Eighty Years After Graduation, Law School Alumnus Still Contributing to Ole Miss with $1.35 Million Gift

Cary Stovall

Cary Stovall

Cary Stovall first left his mark on the University of Mississippi in the late 1920s as president of the Associated Student Body, the Debating Council and the School of Law’s first- year law class.

Now, more than 80 years later—and 45 years after his death—Stovall has returned to Ole Miss, in a sense, with one final grand gesture that will help his alma mater for decades to come. The Lillian Stovall Trust, established for Stovall’s wife after his death in 1967, has provided a gift of $1.35 million to create the Cary Stovall Scholarship Endowment for UM’s School of Law.

Richard Gershon, dean of the law school, said the gift is one of the largest donations the school has received in recent years. “This is a major gift that will provide long-term benefits for the law school,” Gershon said. “Clearly, a donor can have enormous impact on the university many years later by setting up a will or trust naming the university or the University of Mississippi Foundation as its beneficiary.”

The endowment will provide scholarships for law school students who demonstrate scholastic achievement and financial need. “We have not decided how many Stovall scholarships we will award each year, but the Stovall Scholarship will have great impact and will be prestigious,” Gershon said.

A native of Lee County, Stovall graduated from UM’s law school in 1931. As an undergraduate at Ole Miss, he made substantial contributions to campus life, holding elected offices, chairing the Dormitory Council, managing the varsity track team and serving on the staffs of the yearbook, the Mississippian and the Mississippi Law Journal. He was also a member of the dance committee, the athletic committee, the Inter-Fraternity Council, the Blue Key Honor Society, the Owl Club and the M Club.

He was an attorney with the firm of Stovall and Price when he died of a heart attack in Corinth at the age of 60. His wife Lillian died in 1986 at 77 years old.

Endowment gifts have become increasingly important to the law school’s mission, Gershon said.

“While our law school benefits from one of the lowest educational costs in the United States, our greatest need at this time is for scholarship support for our students,” he noted. “If we can reduce student debt loads, we can increase their options in the job market.
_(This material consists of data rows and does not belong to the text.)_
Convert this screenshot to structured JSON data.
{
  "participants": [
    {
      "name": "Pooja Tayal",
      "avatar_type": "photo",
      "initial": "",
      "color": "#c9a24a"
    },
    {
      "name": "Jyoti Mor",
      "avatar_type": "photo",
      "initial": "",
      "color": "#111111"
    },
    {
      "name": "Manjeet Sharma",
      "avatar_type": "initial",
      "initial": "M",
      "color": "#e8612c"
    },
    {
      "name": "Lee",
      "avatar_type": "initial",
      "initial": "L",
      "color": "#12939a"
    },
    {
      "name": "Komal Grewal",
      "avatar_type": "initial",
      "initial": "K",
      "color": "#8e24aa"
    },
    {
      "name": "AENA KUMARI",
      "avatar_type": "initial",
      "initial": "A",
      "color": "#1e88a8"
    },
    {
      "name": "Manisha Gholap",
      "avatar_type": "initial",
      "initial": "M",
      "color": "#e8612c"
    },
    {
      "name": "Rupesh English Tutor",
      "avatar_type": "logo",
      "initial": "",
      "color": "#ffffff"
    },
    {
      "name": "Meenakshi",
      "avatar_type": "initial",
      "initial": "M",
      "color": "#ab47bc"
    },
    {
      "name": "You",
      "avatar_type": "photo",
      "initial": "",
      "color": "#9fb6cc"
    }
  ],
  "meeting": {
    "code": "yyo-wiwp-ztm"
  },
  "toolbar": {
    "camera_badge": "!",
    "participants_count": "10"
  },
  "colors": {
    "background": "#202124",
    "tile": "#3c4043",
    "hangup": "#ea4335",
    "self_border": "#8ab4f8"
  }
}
The Stovall Scholarship will enable us to provide an outstanding legal education to deserving students at a greatly reduced cost. These students can then enter the job market unshackled from debt.”

Even with UM’s relatively low tuition, many law students struggle to make ends meet, Gershon added. “The American Bar Association does not allow fulltime students to work during their first year and limits them to 20 hours per week during their second and third years. Accordingly, many students finance their educations through debt. The Stovall Scholarship will relieve that burden for those students who receive it. It is a wonderful gift that will positively affect those students’ lives and careers.”

The Cary Stovall Scholarship Endowment is open to receive gifts from individuals and organizations. Those interested can mail a check with the fund noted to the University of Mississippi Foundation, P.O. Box 249, University, Miss. 38677; contact Jamie White, development officer for the UM School of Law, at 662-915-6881 or via email at jamie@olemiss.edu; or visit www.umfoundation.com/makeagift.

Rick Hynum